Please print out the entries below unchanged and skip the images.

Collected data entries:
'''

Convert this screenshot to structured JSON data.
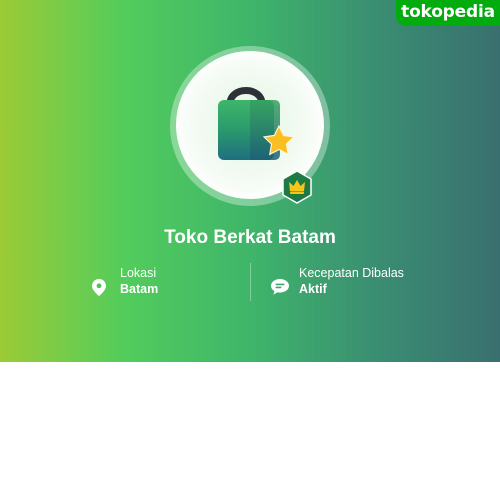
{
  "brand": {
    "logo_text": "tokopedia",
    "color": "#03ac0e"
  },
  "shop": {
    "name": "Toko Berkat Batam",
    "badge_icon": "crown-badge-icon",
    "avatar_icon": "shopping-bag-star-icon"
  },
  "info": {
    "location": {
      "label": "Lokasi",
      "value": "Batam",
      "icon": "location-pin-icon"
    },
    "response": {
      "label": "Kecepatan Dibalas",
      "value": "Aktif",
      "icon": "chat-bubble-icon"
    }
  },
  "colors": {
    "gradient_start": "#9ccb36",
    "gradient_mid": "#52cc5c",
    "gradient_end": "#3a6f70",
    "badge": "#1e7a45",
    "star": "#fbbf24"
  }
}
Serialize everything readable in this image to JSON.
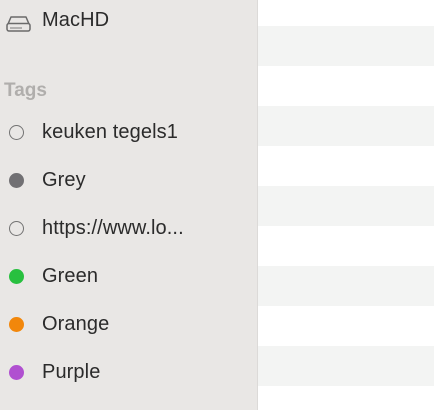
{
  "sidebar": {
    "locations": [
      {
        "label": "MacHD",
        "icon": "drive-icon"
      }
    ],
    "tags_header": "Tags",
    "tags": [
      {
        "label": "keuken tegels1",
        "color": null
      },
      {
        "label": "Grey",
        "color": "#717073"
      },
      {
        "label": "https://www.lo...",
        "color": null
      },
      {
        "label": "Green",
        "color": "#28c03f"
      },
      {
        "label": "Orange",
        "color": "#f2870b"
      },
      {
        "label": "Purple",
        "color": "#b050d0"
      }
    ]
  }
}
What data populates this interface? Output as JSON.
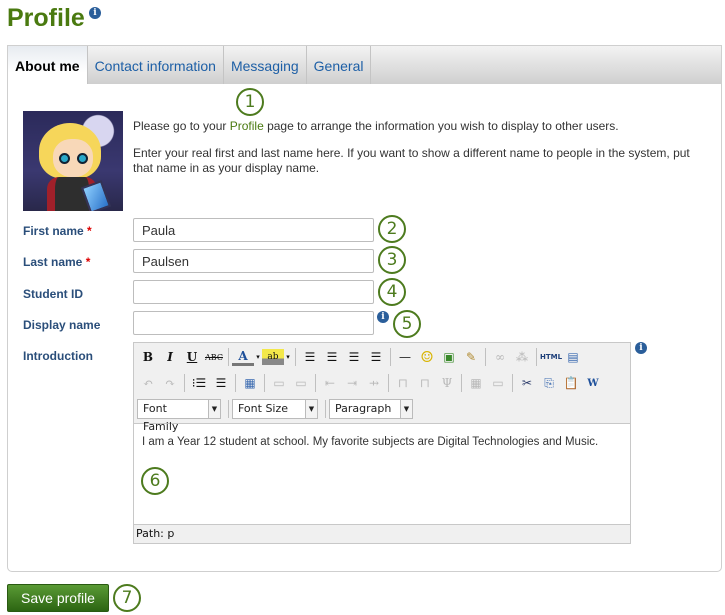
{
  "page": {
    "title": "Profile",
    "title_info_icon": "info-icon"
  },
  "tabs": [
    {
      "label": "About me",
      "active": true
    },
    {
      "label": "Contact information",
      "active": false
    },
    {
      "label": "Messaging",
      "active": false
    },
    {
      "label": "General",
      "active": false
    }
  ],
  "intro": {
    "line1_before": "Please go to your ",
    "line1_link": "Profile",
    "line1_after": " page to arrange the information you wish to display to other users.",
    "line2a": "Enter your real first and last name here. If you want to show a different name to people in the system, put",
    "line2b": "that name in as your display name."
  },
  "form": {
    "first_name": {
      "label": "First name",
      "required_mark": "*",
      "value": "Paula"
    },
    "last_name": {
      "label": "Last name",
      "required_mark": "*",
      "value": "Paulsen"
    },
    "student_id": {
      "label": "Student ID",
      "value": ""
    },
    "display_name": {
      "label": "Display name",
      "value": ""
    },
    "introduction": {
      "label": "Introduction"
    }
  },
  "editor": {
    "row1": [
      "bold-icon",
      "italic-icon",
      "underline-icon",
      "strikethrough-icon",
      "font-color-icon",
      "highlight-color-icon",
      "align-left-icon",
      "align-center-icon",
      "align-right-icon",
      "align-justify-icon",
      "horizontal-rule-icon",
      "emoticon-icon",
      "image-icon",
      "cleanup-icon",
      "link-icon",
      "unlink-icon",
      "html-source-icon",
      "fullscreen-icon"
    ],
    "row2": [
      "undo-icon",
      "redo-icon",
      "bullet-list-icon",
      "numbered-list-icon",
      "table-icon",
      "row-props-icon",
      "cell-props-icon",
      "insert-row-before-icon",
      "insert-row-after-icon",
      "delete-row-icon",
      "insert-col-before-icon",
      "insert-col-after-icon",
      "delete-col-icon",
      "split-cells-icon",
      "merge-cells-icon",
      "cut-icon",
      "copy-icon",
      "paste-icon",
      "paste-word-icon"
    ],
    "font_family": "Font Family",
    "font_size": "Font Size",
    "format": "Paragraph",
    "html_label": "HTML",
    "content": "I am a Year 12 student at school. My favorite subjects are Digital Technologies and Music.",
    "path": "Path: p"
  },
  "callouts": [
    "1",
    "2",
    "3",
    "4",
    "5",
    "6",
    "7"
  ],
  "actions": {
    "save_label": "Save profile"
  },
  "colors": {
    "title": "#4a7a10",
    "link": "#1d5fa6",
    "label": "#2a4e7a",
    "button": "#3d7d1e",
    "callout": "#4d7b1e"
  }
}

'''

* _WRITTEN RESPONSE_:
Convert this screenshot to structured JSON data.
{
  "brand": {
    "logo_text": "tokopedia",
    "color": "#03ac0e"
  },
  "shop": {
    "name": "Toko Berkat Batam",
    "badge_icon": "crown-badge-icon",
    "avatar_icon": "shopping-bag-star-icon"
  },
  "info": {
    "location": {
      "label": "Lokasi",
      "value": "Batam",
      "icon": "location-pin-icon"
    },
    "response": {
      "label": "Kecepatan Dibalas",
      "value": "Aktif",
      "icon": "chat-bubble-icon"
    }
  },
  "colors": {
    "gradient_start": "#9ccb36",
    "gradient_mid": "#52cc5c",
    "gradient_end": "#3a6f70",
    "badge": "#1e7a45",
    "star": "#fbbf24"
  }
}
Serialize everything readable in this image to JSON.
{
  "sidebar": {
    "locations": [
      {
        "label": "MacHD",
        "icon": "drive-icon"
      }
    ],
    "tags_header": "Tags",
    "tags": [
      {
        "label": "keuken tegels1",
        "color": null
      },
      {
        "label": "Grey",
        "color": "#717073"
      },
      {
        "label": "https://www.lo...",
        "color": null
      },
      {
        "label": "Green",
        "color": "#28c03f"
      },
      {
        "label": "Orange",
        "color": "#f2870b"
      },
      {
        "label": "Purple",
        "color": "#b050d0"
      }
    ]
  }
}
What data populates this interface? Output as JSON.
{
  "page": {
    "title": "Profile",
    "title_info_icon": "info-icon"
  },
  "tabs": [
    {
      "label": "About me",
      "active": true
    },
    {
      "label": "Contact information",
      "active": false
    },
    {
      "label": "Messaging",
      "active": false
    },
    {
      "label": "General",
      "active": false
    }
  ],
  "intro": {
    "line1_before": "Please go to your ",
    "line1_link": "Profile",
    "line1_after": " page to arrange the information you wish to display to other users.",
    "line2a": "Enter your real first and last name here. If you want to show a different name to people in the system, put",
    "line2b": "that name in as your display name."
  },
  "form": {
    "first_name": {
      "label": "First name",
      "required_mark": "*",
      "value": "Paula"
    },
    "last_name": {
      "label": "Last name",
      "required_mark": "*",
      "value": "Paulsen"
    },
    "student_id": {
      "label": "Student ID",
      "value": ""
    },
    "display_name": {
      "label": "Display name",
      "value": ""
    },
    "introduction": {
      "label": "Introduction"
    }
  },
  "editor": {
    "row1": [
      "bold-icon",
      "italic-icon",
      "underline-icon",
      "strikethrough-icon",
      "font-color-icon",
      "highlight-color-icon",
      "align-left-icon",
      "align-center-icon",
      "align-right-icon",
      "align-justify-icon",
      "horizontal-rule-icon",
      "emoticon-icon",
      "image-icon",
      "cleanup-icon",
      "link-icon",
      "unlink-icon",
      "html-source-icon",
      "fullscreen-icon"
    ],
    "row2": [
      "undo-icon",
      "redo-icon",
      "bullet-list-icon",
      "numbered-list-icon",
      "table-icon",
      "row-props-icon",
      "cell-props-icon",
      "insert-row-before-icon",
      "insert-row-after-icon",
      "delete-row-icon",
      "insert-col-before-icon",
      "insert-col-after-icon",
      "delete-col-icon",
      "split-cells-icon",
      "merge-cells-icon",
      "cut-icon",
      "copy-icon",
      "paste-icon",
      "paste-word-icon"
    ],
    "font_family": "Font Family",
    "font_size": "Font Size",
    "format": "Paragraph",
    "html_label": "HTML",
    "content": "I am a Year 12 student at school. My favorite subjects are Digital Technologies and Music.",
    "path": "Path: p"
  },
  "callouts": [
    "1",
    "2",
    "3",
    "4",
    "5",
    "6",
    "7"
  ],
  "actions": {
    "save_label": "Save profile"
  },
  "colors": {
    "title": "#4a7a10",
    "link": "#1d5fa6",
    "label": "#2a4e7a",
    "button": "#3d7d1e",
    "callout": "#4d7b1e"
  }
}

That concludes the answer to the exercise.